Problem to solve.
All of the lines below should be output exactly as shown.

==============================

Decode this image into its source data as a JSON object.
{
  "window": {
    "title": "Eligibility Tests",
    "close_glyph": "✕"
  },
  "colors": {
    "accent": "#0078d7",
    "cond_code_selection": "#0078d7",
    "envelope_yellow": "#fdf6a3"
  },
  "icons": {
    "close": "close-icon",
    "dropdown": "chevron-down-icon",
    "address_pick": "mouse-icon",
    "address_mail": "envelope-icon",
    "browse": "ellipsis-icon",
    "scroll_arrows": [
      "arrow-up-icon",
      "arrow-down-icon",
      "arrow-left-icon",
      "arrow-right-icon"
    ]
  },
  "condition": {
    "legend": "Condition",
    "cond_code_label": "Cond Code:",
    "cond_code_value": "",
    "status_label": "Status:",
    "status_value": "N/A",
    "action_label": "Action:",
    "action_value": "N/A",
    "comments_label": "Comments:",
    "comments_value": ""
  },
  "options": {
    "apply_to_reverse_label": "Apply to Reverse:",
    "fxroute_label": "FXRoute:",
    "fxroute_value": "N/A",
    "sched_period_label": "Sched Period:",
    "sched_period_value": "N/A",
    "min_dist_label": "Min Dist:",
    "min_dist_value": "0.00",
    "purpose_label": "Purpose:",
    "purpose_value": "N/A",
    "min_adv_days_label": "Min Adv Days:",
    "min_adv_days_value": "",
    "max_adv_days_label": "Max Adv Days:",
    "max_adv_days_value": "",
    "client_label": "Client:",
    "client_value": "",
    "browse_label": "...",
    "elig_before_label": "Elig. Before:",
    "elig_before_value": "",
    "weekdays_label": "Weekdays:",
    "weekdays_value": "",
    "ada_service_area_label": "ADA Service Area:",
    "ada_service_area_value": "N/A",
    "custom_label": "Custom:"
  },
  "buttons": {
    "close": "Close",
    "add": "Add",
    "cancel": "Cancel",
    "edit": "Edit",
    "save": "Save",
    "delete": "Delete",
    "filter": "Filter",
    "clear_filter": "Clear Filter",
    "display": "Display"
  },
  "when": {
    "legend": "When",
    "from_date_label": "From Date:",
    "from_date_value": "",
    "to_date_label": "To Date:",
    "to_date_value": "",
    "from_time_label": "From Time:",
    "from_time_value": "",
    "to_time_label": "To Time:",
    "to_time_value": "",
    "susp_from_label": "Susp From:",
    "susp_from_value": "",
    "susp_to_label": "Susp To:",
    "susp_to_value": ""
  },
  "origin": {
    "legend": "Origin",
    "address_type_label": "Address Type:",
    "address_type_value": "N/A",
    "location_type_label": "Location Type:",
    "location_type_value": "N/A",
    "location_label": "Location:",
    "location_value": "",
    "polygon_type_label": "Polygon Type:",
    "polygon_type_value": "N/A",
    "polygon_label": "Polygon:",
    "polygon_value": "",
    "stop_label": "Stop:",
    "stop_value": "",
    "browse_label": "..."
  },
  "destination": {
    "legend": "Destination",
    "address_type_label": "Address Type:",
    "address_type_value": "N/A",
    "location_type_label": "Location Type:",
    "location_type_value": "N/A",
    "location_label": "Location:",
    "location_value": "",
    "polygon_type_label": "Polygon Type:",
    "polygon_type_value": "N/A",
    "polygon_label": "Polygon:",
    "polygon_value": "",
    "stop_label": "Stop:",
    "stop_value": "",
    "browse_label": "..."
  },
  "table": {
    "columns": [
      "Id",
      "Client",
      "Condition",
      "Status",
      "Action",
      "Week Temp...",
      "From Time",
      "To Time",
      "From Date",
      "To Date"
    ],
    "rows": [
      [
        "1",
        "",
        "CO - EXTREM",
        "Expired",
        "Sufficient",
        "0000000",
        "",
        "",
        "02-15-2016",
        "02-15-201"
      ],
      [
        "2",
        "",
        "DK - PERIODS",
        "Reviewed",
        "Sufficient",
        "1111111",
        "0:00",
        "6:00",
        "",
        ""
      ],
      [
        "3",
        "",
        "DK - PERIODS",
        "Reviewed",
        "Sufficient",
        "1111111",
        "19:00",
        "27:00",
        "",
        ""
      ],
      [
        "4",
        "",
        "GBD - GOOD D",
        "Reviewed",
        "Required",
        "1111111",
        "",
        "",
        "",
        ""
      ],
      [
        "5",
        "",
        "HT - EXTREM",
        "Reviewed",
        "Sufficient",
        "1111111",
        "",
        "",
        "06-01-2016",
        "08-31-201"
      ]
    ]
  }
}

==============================

Exercise result.
Decode this image into its source data as a JSON object.
{
  "window": {
    "title": "Eligibility Tests",
    "close_glyph": "✕"
  },
  "colors": {
    "accent": "#0078d7",
    "cond_code_selection": "#0078d7",
    "envelope_yellow": "#fdf6a3"
  },
  "icons": {
    "close": "close-icon",
    "dropdown": "chevron-down-icon",
    "address_pick": "mouse-icon",
    "address_mail": "envelope-icon",
    "browse": "ellipsis-icon",
    "scroll_arrows": [
      "arrow-up-icon",
      "arrow-down-icon",
      "arrow-left-icon",
      "arrow-right-icon"
    ]
  },
  "condition": {
    "legend": "Condition",
    "cond_code_label": "Cond Code:",
    "cond_code_value": "",
    "status_label": "Status:",
    "status_value": "N/A",
    "action_label": "Action:",
    "action_value": "N/A",
    "comments_label": "Comments:",
    "comments_value": ""
  },
  "options": {
    "apply_to_reverse_label": "Apply to Reverse:",
    "fxroute_label": "FXRoute:",
    "fxroute_value": "N/A",
    "sched_period_label": "Sched Period:",
    "sched_period_value": "N/A",
    "min_dist_label": "Min Dist:",
    "min_dist_value": "0.00",
    "purpose_label": "Purpose:",
    "purpose_value": "N/A",
    "min_adv_days_label": "Min Adv Days:",
    "min_adv_days_value": "",
    "max_adv_days_label": "Max Adv Days:",
    "max_adv_days_value": "",
    "client_label": "Client:",
    "client_value": "",
    "browse_label": "...",
    "elig_before_label": "Elig. Before:",
    "elig_before_value": "",
    "weekdays_label": "Weekdays:",
    "weekdays_value": "",
    "ada_service_area_label": "ADA Service Area:",
    "ada_service_area_value": "N/A",
    "custom_label": "Custom:"
  },
  "buttons": {
    "close": "Close",
    "add": "Add",
    "cancel": "Cancel",
    "edit": "Edit",
    "save": "Save",
    "delete": "Delete",
    "filter": "Filter",
    "clear_filter": "Clear Filter",
    "display": "Display"
  },
  "when": {
    "legend": "When",
    "from_date_label": "From Date:",
    "from_date_value": "",
    "to_date_label": "To Date:",
    "to_date_value": "",
    "from_time_label": "From Time:",
    "from_time_value": "",
    "to_time_label": "To Time:",
    "to_time_value": "",
    "susp_from_label": "Susp From:",
    "susp_from_value": "",
    "susp_to_label": "Susp To:",
    "susp_to_value": ""
  },
  "origin": {
    "legend": "Origin",
    "address_type_label": "Address Type:",
    "address_type_value": "N/A",
    "location_type_label": "Location Type:",
    "location_type_value": "N/A",
    "location_label": "Location:",
    "location_value": "",
    "polygon_type_label": "Polygon Type:",
    "polygon_type_value": "N/A",
    "polygon_label": "Polygon:",
    "polygon_value": "",
    "stop_label": "Stop:",
    "stop_value": "",
    "browse_label": "..."
  },
  "destination": {
    "legend": "Destination",
    "address_type_label": "Address Type:",
    "address_type_value": "N/A",
    "location_type_label": "Location Type:",
    "location_type_value": "N/A",
    "location_label": "Location:",
    "location_value": "",
    "polygon_type_label": "Polygon Type:",
    "polygon_type_value": "N/A",
    "polygon_label": "Polygon:",
    "polygon_value": "",
    "stop_label": "Stop:",
    "stop_value": "",
    "browse_label": "..."
  },
  "table": {
    "columns": [
      "Id",
      "Client",
      "Condition",
      "Status",
      "Action",
      "Week Temp...",
      "From Time",
      "To Time",
      "From Date",
      "To Date"
    ],
    "rows": [
      [
        "1",
        "",
        "CO - EXTREM",
        "Expired",
        "Sufficient",
        "0000000",
        "",
        "",
        "02-15-2016",
        "02-15-201"
      ],
      [
        "2",
        "",
        "DK - PERIODS",
        "Reviewed",
        "Sufficient",
        "1111111",
        "0:00",
        "6:00",
        "",
        ""
      ],
      [
        "3",
        "",
        "DK - PERIODS",
        "Reviewed",
        "Sufficient",
        "1111111",
        "19:00",
        "27:00",
        "",
        ""
      ],
      [
        "4",
        "",
        "GBD - GOOD D",
        "Reviewed",
        "Required",
        "1111111",
        "",
        "",
        "",
        ""
      ],
      [
        "5",
        "",
        "HT - EXTREM",
        "Reviewed",
        "Sufficient",
        "1111111",
        "",
        "",
        "06-01-2016",
        "08-31-201"
      ]
    ]
  }
}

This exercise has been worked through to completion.